There have been some conflicting signals lately out of the US Federal Reserve concerning quantitative easing. The US dollar surged after Federal Reserve Chair Bernard Bernanke said that the Fed was planning to scale down QE. However, US (and global) stock markets fell sharply on the news, and the Fed found itself trying to contain the damage and calm the nervous markets. Dallas Fed President Richard Fisher declared that “tapering” should not be confused with “tightening” and said that the Fed was not exiting from its accommodative policy action just yet. Minneapolis Fed President Naraya Kocherlakota reiterated that the Fed was continuing with an expansionary monetary policy event if QE was terminated, and said that it was a misperception to assume that the Federal Reserve had turned more hawkish. One can be excused for dismissing these statements as little more than linguistic acrobatics, and it is questionable if the markets will be reassured by these statements from the Fed, which are clearly aimed at damage control and reassuring nervous investors. Talk of tapering QE has been a positive factor for the US dollar, which remains strong against the major currencies.

Global growth has been sputtering for some time, and there was more bad news, as an HSBC report downgraded its forecast for global growth. In its report, HSBC said that it had lowered its forecast due to the US Federal Reserve decision to cut QE, as well as a sharp slowdown in China and other emerging  countries such as India and Brazil. The report revised China’s GDP from 8.2% to 7.4% for 2013 and from 8.4% to 7.4% for next year. Weaker global growth will likely have a strong impact on countries which heavily depend on exports, such as Japan, Canada and Australia, and this could have a strong negative impact on these countries’ currencies.

 

USD/JPY for Monday, July 1, 2013

Forex Rate Graph 21/1/13
USD/JPY July 1 at 10:50 GMT

USD/JPY 99.61 H: 99.72 L: 99.18

 

USD/JPY Technical

S3 S2 S1 R1 R2 R3
97.83 98.43 99.57 100.00 100.85 101.66

 

USD/JPY continues to move higher, and the important 100 level finds itself under pressure.

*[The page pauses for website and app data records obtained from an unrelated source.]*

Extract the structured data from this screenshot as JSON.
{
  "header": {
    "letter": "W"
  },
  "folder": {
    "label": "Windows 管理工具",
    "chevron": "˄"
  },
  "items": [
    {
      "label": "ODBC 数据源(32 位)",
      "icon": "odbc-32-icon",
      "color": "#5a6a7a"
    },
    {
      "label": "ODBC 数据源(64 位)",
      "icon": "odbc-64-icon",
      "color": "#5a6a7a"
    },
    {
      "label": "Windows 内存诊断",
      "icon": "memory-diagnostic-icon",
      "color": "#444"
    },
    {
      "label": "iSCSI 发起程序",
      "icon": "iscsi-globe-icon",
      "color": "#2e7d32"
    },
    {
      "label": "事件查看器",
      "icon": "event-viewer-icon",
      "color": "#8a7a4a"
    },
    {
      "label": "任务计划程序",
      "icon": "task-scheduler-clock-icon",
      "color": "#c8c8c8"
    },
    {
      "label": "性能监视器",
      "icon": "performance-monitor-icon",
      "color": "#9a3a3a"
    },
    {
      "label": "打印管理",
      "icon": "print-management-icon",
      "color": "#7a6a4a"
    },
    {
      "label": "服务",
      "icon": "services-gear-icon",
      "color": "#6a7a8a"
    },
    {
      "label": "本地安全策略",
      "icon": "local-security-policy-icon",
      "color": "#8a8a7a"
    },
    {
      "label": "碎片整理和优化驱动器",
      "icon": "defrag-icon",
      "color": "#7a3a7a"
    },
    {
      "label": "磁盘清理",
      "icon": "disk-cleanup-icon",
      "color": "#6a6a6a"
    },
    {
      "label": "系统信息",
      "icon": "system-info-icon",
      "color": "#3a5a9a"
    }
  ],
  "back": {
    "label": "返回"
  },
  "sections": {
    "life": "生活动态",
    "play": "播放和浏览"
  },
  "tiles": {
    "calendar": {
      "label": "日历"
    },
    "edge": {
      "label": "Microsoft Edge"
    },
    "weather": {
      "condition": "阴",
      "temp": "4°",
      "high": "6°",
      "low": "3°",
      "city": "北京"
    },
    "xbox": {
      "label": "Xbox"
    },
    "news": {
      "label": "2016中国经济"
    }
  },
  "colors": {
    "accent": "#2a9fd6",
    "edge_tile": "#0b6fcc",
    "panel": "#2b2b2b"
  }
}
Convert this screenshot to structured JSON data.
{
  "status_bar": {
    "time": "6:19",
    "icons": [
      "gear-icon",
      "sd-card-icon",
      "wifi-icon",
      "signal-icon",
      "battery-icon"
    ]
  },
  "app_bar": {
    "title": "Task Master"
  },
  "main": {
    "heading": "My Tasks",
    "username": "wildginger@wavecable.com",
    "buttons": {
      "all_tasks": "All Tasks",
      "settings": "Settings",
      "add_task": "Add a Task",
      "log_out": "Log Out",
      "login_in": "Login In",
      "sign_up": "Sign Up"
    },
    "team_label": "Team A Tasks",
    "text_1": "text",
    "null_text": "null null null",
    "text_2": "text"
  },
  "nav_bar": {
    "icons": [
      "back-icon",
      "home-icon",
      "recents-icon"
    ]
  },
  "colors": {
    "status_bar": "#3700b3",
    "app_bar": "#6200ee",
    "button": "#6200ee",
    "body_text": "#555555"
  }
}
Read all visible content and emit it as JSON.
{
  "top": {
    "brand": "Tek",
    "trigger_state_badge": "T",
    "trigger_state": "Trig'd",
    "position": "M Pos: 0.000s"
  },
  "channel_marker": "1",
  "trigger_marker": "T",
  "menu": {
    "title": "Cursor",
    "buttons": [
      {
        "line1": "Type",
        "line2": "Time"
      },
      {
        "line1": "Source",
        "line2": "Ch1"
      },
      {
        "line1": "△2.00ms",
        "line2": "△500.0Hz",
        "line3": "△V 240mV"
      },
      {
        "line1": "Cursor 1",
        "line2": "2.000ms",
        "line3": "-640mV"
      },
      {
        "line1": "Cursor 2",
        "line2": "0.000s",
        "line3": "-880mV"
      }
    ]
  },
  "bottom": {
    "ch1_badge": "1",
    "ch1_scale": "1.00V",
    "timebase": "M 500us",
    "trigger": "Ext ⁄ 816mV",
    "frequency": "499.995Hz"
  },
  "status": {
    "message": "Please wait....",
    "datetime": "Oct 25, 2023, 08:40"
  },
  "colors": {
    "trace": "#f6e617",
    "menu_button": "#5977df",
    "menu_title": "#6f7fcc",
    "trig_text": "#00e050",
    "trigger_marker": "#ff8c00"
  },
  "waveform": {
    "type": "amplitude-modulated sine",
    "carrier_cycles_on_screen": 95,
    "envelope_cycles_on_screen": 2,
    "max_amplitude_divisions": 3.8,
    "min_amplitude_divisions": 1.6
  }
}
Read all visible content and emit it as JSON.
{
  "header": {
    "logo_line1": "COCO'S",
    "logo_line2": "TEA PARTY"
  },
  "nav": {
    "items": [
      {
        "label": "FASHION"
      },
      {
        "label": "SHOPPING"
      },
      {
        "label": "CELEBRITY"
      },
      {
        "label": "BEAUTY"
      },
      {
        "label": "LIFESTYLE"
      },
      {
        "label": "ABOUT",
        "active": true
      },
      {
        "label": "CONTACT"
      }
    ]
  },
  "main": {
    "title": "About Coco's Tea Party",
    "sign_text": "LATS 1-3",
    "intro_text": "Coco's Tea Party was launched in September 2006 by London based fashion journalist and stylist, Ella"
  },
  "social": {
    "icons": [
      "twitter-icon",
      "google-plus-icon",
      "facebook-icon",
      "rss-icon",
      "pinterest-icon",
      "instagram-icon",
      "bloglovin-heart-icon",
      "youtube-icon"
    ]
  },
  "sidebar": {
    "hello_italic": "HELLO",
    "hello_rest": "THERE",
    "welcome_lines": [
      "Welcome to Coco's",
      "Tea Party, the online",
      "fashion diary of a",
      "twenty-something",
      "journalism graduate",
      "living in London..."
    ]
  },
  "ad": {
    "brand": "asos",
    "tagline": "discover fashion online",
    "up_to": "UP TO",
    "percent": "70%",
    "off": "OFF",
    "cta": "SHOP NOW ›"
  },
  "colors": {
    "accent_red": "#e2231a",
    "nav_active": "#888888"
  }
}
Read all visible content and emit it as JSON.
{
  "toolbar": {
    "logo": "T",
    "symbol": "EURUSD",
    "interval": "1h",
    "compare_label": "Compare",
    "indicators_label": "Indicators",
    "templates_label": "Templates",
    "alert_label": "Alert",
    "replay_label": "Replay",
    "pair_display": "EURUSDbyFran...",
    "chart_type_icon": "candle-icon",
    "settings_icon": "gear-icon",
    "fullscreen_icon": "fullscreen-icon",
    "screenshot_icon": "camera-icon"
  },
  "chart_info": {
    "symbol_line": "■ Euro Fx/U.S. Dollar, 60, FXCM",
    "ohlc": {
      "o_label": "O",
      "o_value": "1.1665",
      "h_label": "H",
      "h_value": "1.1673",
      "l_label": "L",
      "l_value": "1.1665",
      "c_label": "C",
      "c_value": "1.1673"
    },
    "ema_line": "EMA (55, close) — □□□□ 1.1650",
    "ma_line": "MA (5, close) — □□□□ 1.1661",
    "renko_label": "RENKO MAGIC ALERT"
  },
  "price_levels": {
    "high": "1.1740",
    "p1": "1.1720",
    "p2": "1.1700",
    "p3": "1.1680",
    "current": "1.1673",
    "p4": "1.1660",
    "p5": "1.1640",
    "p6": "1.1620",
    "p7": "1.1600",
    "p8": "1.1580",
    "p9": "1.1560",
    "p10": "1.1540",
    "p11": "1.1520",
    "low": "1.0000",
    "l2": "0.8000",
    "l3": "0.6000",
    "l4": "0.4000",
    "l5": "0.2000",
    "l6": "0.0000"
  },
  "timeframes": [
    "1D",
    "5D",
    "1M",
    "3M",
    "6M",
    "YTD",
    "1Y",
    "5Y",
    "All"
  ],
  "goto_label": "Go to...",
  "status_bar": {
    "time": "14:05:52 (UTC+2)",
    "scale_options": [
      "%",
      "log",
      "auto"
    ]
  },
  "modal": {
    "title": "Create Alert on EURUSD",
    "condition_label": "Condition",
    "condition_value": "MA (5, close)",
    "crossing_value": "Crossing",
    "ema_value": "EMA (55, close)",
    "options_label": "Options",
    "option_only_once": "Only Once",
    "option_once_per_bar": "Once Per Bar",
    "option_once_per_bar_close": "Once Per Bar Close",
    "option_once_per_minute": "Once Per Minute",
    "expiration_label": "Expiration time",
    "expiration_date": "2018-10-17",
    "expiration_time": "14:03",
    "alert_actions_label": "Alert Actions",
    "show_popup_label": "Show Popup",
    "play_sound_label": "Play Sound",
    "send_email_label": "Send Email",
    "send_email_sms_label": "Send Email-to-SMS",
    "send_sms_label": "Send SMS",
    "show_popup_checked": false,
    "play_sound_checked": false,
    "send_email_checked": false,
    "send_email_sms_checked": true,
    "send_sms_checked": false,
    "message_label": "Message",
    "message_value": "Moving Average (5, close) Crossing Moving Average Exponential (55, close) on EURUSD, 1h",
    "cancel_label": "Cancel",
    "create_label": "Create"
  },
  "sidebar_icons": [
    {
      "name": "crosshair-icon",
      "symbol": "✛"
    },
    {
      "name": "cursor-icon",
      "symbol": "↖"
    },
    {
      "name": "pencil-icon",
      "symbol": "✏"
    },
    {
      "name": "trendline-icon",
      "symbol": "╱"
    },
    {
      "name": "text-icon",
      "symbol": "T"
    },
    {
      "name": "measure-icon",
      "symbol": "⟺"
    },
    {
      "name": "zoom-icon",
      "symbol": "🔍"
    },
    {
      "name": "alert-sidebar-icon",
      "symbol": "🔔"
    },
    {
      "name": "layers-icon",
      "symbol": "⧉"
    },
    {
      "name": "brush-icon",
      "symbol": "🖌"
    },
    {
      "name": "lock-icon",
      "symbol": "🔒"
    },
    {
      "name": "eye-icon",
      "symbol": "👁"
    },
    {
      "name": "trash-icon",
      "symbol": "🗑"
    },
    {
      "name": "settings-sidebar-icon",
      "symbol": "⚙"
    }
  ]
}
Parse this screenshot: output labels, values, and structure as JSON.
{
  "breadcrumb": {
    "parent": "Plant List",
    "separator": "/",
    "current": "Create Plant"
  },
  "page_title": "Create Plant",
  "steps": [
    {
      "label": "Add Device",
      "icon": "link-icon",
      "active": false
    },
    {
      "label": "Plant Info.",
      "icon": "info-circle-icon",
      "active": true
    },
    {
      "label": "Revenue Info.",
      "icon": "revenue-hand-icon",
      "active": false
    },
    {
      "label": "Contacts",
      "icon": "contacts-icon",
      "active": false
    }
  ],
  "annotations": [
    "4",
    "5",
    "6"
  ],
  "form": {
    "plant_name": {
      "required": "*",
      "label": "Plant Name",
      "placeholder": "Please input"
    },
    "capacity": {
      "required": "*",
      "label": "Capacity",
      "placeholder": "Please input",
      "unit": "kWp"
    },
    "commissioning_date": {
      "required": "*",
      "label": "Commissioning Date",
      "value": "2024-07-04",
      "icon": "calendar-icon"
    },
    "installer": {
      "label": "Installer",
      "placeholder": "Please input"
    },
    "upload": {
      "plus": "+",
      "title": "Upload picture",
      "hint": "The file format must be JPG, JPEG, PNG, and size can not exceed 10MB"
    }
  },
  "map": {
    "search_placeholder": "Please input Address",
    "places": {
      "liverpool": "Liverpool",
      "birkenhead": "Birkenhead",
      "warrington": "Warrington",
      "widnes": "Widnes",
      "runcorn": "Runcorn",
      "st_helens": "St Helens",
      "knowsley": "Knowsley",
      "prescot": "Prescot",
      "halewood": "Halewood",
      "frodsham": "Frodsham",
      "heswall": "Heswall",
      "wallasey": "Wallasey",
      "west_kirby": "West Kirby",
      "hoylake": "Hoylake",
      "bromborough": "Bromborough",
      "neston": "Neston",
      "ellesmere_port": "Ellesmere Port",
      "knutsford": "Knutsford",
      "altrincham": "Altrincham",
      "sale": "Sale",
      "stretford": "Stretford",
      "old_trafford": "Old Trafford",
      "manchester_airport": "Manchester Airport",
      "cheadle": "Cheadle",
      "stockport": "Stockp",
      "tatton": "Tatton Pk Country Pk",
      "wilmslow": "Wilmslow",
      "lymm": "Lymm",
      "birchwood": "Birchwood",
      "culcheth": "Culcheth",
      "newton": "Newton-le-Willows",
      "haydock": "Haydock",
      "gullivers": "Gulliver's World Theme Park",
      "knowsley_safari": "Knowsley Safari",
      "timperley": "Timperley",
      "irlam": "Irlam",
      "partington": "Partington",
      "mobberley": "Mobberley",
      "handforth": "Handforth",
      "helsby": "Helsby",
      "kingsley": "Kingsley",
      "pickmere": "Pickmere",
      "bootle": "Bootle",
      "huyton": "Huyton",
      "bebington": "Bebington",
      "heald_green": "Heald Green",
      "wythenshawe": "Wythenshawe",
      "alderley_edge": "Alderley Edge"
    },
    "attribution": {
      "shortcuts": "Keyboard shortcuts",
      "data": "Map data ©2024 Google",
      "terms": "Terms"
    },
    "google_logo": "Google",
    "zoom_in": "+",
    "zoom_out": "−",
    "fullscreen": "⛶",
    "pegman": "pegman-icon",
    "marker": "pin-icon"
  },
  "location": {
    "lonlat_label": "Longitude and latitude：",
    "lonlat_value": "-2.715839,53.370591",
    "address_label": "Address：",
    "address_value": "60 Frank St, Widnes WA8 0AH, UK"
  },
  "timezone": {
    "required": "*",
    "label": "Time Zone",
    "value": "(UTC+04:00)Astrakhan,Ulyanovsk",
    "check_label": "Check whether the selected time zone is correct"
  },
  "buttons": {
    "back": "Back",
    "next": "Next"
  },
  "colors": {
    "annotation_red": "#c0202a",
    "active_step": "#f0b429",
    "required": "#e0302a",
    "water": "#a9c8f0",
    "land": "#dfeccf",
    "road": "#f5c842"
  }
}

The pair is testing support at 99.57, and this line could continue to be busy during the day. There is stronger support at 98.43. On the upside, the next line of resistance is the 100 line. Will this line manage to hold back the improving US dollar? This is followed by resistance at 100.85.

  • Current range: 99.57 to 100.00

 

Further levels in both directions:

  • Below: 99.57, 98.43, 97.83, 97.18, 96.03 and 94.91
  • Above: 100.00, 100.85, 101.66 and 102.52

 

OANDA’s Open Positions Ratio

USD/JPY ratio continues to show movement towards short positions in Monday trading. We are not seeing this reflected in the pair, as the dollar posts more gains against the yen. Long positions continue to make up a very wide majority of the open positions, indicating a strong trader bias towards USD/JPY continuing to move higher.

The dollar keeps pushing higher, continuing the upward trend which began in the middle of last week. Will we see the pair push past the 100 level? With the US releasing a key PMI later today, USD/JPY could remain active. 

 

USD/JPY Fundamentals

  • 13:00 US Final Manufacturing PMI. Estimate 52.4 points.
  • 14:00 US ISM Manufacturing PMI. Estimate 50.6 points.
  • 14:00 US ISM Manufacturing Prices. Estimate 50.5 points.
  • 14:00 US Construction Spending. Estimate 0.6%.
  • 23:50 Japanese Monetary Base. Estimate 41.2%. 

 

*Key releases are highlighted in bold

*All release times are GMT

 

This article is for general information purposes only. It is not investment advice or a solution to buy or sell securities. Opinions are the authors; not necessarily that of OANDA Corporation or any of its affiliates, subsidiaries, officers or directors. Leveraged trading is high risk and not suitable for all. You could lose all of your deposited funds.

Kenny Fisher

Kenny Fisher

Currency Analyst at Market Pulse
Kenny Fisher joined OANDA in 2012 as a Currency Analyst. Kenny writes a daily column about current economic and political developments affecting the major currency pairs, with a focus on fundamental analysis. Kenny began his career in forex at Bendix Foreign Exchange in Toronto, where he worked as a Corporate Account Manager for over seven years.